WIC Recipients in the Retail Environment: A Qualitative Study Assessing Customer Experience and Satisfaction.

Journal Article (Journal Article)


The Special Supplemental Nutrition Program for Women, Infants, and Children (WIC) program is an important intervention for prevention and treatment of obesity and food insecurity, but participation has dropped among eligible populations from 2009 to 2015. Program satisfaction is integral to participant retention, and the retail experience is a vital component of program satisfaction.


This article applies behavioral economics principles to explore the retail experience of WIC participants and ways in which it may be improved.


The authors designed and conducted semistructured interviews and focus groups with WIC participants.


A convenience sample of WIC participants aged 18 years and older were recruited through WIC clinics in Texas, North Carolina, Oregon, and Illinois (n=55, 27 participants from four focus groups and 28 individual interviews).

Statistical analysis conducted

Responses were analyzed qualitatively using principles of content analysis.


Challenges in identifying WIC-allowable items throughout the store as well as perceived stigmatization during the checkout process were the chief complaints. Study participants described a learning curve in successful use of WIC in retail environments over time. Study participants also reported acceptance of restrictions, such as a requirement to purchase the least expensive brand.


Dissatisfaction with the retail experience may lead to the underutilization of WIC benefits or program exit. Behavioral economics strategies that facilitate a better shopping experience, such as creating a section for WIC items in the store or improving in-store education, may improve the retail experience for WIC customers. Further research is needed to ensure such strategies are effective and do not contribute to stigma.

Full Text

Duke Authors

Cited Authors

  • Chauvenet, C; De Marco, M; Barnes, C; Ammerman, AS

Published Date

  • March 2019

Published In

Volume / Issue

  • 119 / 3

Start / End Page

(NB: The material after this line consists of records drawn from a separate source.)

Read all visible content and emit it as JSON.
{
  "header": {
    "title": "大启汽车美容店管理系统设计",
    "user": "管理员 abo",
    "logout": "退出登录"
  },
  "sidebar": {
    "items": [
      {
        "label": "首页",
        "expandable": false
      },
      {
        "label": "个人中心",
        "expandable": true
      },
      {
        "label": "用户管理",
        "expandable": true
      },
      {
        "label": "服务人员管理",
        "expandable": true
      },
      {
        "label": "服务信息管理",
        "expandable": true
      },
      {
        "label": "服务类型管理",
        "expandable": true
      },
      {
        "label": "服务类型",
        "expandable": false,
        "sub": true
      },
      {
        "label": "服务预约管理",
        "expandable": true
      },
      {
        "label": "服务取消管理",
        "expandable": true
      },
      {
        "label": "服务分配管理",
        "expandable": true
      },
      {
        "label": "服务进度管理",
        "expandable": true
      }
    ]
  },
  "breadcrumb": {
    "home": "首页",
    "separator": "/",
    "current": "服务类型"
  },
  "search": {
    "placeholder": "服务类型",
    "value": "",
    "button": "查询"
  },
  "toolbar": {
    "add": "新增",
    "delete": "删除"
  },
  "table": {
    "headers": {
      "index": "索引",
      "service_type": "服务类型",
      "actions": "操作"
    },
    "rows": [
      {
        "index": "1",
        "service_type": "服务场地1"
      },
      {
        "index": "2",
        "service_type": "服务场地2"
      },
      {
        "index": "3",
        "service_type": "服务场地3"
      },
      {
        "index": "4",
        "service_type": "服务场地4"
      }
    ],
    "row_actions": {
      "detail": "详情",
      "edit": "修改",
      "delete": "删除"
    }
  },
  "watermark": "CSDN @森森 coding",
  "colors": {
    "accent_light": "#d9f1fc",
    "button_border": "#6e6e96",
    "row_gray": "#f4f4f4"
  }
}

  • 416 - 424.e2

PubMed ID

  • 30502034

International Standard Serial Number (ISSN)

  • 2212-2672

Digital Object Identifier (DOI)

  • 10.1016/j.jand.2018.09.003


  • eng